General John Pope made the Union's next attempt to take the war to Virginia. In late August 1862, Lee responded by dividing his army, sending Jackson in a march around Pope's flank and setting the scene for another Confederate victory along Bull Run Creek.
On June 27, 1862 Lincoln, despairing that McClellan had the spirit to force his way into Richmond, brought a winning general, MajorGeneral John Pope, from the Mississippi to take command of a new formation called the Army of Virginia. This included troops in the Valley, from the Mountain Department and the Department of the Shenandoah, and the troops in front of Washington, known as the Department of the Rappahannock. In all, Pope had about 45,000 men under his command. He was ordered to move overland toward Richmond to take pressure off the Army of the Potomac on the Virginia peninsula.
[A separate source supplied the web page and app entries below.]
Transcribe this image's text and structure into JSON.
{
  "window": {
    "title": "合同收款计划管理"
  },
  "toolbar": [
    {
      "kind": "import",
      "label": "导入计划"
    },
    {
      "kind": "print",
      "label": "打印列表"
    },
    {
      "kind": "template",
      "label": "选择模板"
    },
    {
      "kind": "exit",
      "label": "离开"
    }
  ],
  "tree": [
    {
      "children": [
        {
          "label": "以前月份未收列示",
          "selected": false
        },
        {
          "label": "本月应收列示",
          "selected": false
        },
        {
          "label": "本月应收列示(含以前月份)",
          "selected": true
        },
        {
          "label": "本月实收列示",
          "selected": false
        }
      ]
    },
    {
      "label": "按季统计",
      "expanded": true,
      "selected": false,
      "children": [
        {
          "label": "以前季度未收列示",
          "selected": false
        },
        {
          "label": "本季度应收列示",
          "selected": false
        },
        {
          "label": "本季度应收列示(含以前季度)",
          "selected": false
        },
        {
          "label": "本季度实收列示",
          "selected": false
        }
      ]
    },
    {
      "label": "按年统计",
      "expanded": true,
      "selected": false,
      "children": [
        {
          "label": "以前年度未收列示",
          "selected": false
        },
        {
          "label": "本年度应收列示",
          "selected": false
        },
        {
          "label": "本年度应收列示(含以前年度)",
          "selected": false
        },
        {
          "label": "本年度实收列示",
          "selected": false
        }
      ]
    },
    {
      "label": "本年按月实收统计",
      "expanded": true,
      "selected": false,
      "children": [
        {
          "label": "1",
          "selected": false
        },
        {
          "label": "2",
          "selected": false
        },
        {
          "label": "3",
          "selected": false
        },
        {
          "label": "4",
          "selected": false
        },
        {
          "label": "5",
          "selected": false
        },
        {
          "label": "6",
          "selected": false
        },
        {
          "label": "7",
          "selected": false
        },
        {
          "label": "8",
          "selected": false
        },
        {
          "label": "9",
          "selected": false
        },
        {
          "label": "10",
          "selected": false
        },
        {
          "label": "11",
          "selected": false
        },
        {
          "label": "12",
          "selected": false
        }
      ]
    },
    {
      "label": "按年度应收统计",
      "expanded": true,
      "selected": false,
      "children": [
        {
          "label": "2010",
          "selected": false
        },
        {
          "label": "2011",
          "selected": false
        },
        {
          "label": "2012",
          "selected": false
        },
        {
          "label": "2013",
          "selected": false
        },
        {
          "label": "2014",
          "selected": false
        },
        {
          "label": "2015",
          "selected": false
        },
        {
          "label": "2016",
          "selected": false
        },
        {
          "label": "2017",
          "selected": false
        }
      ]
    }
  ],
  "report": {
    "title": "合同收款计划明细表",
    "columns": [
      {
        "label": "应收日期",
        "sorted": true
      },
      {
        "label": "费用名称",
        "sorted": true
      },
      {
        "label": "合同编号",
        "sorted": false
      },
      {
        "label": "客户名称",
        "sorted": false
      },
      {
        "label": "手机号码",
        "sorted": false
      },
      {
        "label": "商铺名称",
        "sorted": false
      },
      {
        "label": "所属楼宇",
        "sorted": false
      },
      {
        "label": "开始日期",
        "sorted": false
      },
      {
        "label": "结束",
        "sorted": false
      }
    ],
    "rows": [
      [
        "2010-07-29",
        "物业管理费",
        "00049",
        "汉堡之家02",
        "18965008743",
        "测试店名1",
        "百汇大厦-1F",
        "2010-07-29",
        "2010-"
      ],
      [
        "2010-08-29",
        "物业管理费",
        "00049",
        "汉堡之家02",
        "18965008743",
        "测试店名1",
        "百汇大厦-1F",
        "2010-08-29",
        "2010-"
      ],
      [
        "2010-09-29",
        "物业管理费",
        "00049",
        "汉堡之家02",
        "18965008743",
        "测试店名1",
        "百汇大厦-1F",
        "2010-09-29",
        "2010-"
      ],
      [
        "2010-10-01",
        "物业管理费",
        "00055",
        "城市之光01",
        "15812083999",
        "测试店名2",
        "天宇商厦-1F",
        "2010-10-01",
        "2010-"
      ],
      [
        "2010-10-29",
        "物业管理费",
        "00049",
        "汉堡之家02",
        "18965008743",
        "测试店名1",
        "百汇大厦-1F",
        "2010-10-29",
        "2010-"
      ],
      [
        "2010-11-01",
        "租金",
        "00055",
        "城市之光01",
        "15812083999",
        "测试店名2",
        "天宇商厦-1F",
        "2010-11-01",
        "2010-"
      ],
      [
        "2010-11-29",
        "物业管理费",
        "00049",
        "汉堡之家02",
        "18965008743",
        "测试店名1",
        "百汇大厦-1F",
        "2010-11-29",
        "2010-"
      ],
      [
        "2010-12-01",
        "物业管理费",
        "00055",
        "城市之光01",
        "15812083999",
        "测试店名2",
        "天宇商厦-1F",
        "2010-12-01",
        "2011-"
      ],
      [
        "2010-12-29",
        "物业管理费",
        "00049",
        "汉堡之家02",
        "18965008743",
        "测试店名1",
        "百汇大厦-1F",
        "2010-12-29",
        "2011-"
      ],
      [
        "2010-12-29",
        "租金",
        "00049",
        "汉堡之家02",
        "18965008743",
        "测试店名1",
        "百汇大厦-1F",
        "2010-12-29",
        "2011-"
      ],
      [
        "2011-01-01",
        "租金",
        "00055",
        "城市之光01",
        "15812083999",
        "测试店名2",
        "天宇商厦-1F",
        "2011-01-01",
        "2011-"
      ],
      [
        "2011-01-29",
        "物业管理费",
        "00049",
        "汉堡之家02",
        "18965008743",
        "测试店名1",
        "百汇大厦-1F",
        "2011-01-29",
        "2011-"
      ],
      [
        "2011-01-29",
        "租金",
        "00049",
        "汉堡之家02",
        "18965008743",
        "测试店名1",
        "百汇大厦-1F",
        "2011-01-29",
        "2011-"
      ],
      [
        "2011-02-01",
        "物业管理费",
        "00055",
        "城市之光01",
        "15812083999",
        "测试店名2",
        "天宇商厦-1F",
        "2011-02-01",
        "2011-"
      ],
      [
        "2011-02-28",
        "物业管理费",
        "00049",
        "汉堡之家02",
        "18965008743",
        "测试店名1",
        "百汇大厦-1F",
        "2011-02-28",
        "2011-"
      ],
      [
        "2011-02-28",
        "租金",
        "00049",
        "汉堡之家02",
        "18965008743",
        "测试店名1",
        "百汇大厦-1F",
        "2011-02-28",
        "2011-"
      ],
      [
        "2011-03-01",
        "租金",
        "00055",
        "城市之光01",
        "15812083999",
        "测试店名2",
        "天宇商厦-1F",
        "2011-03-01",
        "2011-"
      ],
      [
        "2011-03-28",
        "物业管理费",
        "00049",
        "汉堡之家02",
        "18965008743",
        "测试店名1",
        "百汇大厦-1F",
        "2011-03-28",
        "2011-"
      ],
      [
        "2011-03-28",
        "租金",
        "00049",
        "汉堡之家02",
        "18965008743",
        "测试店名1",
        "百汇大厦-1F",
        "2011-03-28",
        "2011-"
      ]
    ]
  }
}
Pope later said he wasn't happy with the assignment, realizing that it “naturally occasioned dissatisfaction among a number of officers of high rank and no doubt a good deal of severe comment was indulged on.” Frémont, now assigned to serve under an officer junior in rank to him, asked to be, and was, relieved. The other generals remained and largely performed to Pope's satisfaction. McClellan, however, was furious, feeling that he was being abandoned by Washington and seeing his grasp of fame-and a future presidential bid-slip away.
Pope promptly went about using his pen to get himself into hot water. He issued an order, from his “headquarters in the saddle” (which prompted wags on both side of the lines to wonder about a “general who doesn't know his